CHICAGO — As many kids are gearing up to begin a new school year, Prevent Blindness America wants to encourage parents to add “get my child’s eyes checked” to their list of things to do.
Having a child’s vision tested by an eyecare professional can help them toward greater success in the classroom since much of a child’s learning is done visually. Some students who have been diagnosed with learning disabilities may simply have a vision problem.
Prevent Blindness America, the nation’s oldest volunteer eye health and safety organization, has declared August as Children’s Eye Health and Safety Awareness month in an effort to encourage parents to learn about ways they can help protect their child’s vision. Parents and caretakers are encouraged to visit preventblindness.org for free information about a variety of children’s vision health topics, including eye conditions and eye safety.
Many children may not know they have a problem because they think how they see is how everyone else sees. An eye exam is the ideal way for parents to know if their child has a vision problem. Parents should also watch for the following signs:

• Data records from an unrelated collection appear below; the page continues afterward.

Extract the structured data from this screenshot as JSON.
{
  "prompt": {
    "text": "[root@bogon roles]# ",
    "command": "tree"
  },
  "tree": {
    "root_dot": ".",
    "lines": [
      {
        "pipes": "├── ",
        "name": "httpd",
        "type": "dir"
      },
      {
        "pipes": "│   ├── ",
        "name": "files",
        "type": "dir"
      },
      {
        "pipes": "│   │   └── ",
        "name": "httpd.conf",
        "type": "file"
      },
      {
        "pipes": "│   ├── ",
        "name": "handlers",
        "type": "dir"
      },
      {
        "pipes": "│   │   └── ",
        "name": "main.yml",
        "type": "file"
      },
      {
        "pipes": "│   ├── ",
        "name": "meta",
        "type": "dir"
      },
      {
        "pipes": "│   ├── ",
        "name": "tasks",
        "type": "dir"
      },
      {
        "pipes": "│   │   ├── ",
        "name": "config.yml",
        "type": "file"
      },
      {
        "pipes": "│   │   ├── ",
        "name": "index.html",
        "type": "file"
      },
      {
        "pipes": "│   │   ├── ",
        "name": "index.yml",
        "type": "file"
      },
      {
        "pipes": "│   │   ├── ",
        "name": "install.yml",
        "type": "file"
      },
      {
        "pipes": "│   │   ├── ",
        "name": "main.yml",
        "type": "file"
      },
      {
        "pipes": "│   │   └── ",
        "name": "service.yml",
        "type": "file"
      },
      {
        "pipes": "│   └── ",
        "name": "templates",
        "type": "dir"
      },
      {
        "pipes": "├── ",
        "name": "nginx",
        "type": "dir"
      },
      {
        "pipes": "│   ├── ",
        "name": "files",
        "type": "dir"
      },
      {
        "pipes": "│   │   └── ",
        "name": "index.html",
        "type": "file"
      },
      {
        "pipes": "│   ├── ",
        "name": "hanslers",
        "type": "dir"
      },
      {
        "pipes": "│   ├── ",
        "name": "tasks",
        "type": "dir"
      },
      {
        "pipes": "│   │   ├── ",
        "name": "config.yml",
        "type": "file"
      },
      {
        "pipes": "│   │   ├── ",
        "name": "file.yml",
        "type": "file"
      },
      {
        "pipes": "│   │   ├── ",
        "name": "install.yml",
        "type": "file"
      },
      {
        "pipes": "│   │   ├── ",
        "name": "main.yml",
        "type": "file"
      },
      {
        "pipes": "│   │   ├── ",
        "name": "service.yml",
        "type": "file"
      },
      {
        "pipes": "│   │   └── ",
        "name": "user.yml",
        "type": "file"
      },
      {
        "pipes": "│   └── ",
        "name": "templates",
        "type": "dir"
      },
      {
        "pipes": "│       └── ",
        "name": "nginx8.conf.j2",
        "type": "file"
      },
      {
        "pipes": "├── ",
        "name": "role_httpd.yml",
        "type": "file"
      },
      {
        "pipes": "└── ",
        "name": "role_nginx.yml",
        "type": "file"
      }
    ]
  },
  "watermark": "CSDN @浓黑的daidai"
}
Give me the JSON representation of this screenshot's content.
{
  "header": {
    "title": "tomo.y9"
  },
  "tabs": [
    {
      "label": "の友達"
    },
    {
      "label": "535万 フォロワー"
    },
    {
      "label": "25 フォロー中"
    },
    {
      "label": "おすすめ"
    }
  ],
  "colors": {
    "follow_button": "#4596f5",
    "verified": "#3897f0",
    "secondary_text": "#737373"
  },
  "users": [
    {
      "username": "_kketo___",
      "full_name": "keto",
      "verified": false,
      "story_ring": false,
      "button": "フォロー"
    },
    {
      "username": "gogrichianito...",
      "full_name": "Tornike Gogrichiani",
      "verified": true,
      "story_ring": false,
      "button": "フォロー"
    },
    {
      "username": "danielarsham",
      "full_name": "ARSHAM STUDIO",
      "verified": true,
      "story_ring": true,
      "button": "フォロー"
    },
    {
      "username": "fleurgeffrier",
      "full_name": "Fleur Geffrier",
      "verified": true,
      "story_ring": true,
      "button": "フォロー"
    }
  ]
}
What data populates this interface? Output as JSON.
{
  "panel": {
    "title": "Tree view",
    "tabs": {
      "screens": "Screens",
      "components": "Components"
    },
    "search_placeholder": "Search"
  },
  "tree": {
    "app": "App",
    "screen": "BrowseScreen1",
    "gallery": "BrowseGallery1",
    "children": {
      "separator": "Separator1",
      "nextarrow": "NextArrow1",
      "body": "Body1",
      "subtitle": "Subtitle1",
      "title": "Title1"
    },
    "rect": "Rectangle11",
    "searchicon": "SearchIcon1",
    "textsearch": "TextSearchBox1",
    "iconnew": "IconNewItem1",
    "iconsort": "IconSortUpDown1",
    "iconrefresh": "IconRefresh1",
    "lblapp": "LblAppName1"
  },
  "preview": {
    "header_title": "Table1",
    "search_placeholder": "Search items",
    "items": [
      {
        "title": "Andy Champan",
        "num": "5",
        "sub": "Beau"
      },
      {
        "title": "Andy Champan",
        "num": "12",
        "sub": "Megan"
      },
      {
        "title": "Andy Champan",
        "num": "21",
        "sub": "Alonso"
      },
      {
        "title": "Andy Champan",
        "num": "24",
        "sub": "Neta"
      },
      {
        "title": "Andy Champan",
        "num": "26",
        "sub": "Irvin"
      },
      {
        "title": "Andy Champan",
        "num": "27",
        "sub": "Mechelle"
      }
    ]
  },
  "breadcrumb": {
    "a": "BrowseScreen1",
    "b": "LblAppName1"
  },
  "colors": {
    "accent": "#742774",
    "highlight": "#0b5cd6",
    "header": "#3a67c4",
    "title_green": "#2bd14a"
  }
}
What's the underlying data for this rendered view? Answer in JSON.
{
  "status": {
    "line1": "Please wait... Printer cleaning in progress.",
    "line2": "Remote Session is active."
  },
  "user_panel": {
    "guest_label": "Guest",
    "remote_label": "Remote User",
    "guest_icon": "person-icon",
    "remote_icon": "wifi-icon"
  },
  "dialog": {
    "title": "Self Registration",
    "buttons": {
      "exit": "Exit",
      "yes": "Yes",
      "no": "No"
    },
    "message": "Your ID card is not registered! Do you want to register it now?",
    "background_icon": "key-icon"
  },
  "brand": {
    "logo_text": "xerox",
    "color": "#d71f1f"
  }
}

What do your child’s eyes look like?
• Eyes don’t line up, one eye appears crossed or looks outward
• Eyelids are red-rimmed, crusted or swollen
• Eyes are watery or red (inflamed)
How does your child act?
• rubs eyes a lot
• closes or covers one eye
• tilts head or thrusts head forward
• has trouble reading or doing other close-up work, or holds objects close to eyes to see
• blinks more than usual or seems cranky when doing close-up work
• squints eyes or frowns
What does your child say?
• “My eyes are itchy,” “my eyes are burning” or “my eyes feel scratchy,” “I can’t see very well.”
• After doing close-up work, your child says “I feel dizzy,” “I have a headache” or “I feel sick/nauseous.”
• “Everything looks blurry,” or “I see double.”
For eye conditions such as amblyopia, or “lazy eye,” the earlier it is detected and treated, the greater the chance of preventing permanent vision loss.
Amblyopia occurs when the brain and the eye are not working together effectively. As the brain develops and receives diminished images from the affected eye, it begins to suppress those images and favor the unaffected eye. If this condition persists without treatment, the weaker eye may become totally ineffective for vision.
In many cases, placing a patch over the unaffected eye is a common form of treatment for amblyopia, with the goal to strengthen the weaker eye over time. But compliance can be challenging for many children and their parents.
Prevent Blindness America’s Eye Patch Club is a program designed to encourage children to wear their eye patches as prescribed by their doctor. Among other materials, members of the club receive their own special calendar and stickers.
The stickers are placed on the calendar for each day the child wears his or her patch. Once the calendar is complete, the child may send it into Prevent Blindness America to receive a special prize. The Eye Patch Club kit may be purchased for $12.95 with all proceeds going to Prevent Blindness America’s sight-saving programs.
“Helping to protect children’s eyes from unnecessary vision loss is what Prevent Blindness America was founded on more than 100 years ago,” said Hugh R. Parry, president and CEO of Prevent Blindness America. “We want to work together with parents today to ensure all children are on the path to a lifetime of healthy vision.”
For more about children’s eye health and safety, local financial resources for eyecare, or to sign up for The Eye Patch Club, call Prevent Blindness America at (800) 331-2020 or visit preventblindness.org.
From the Aug. 8-14, 2012, issue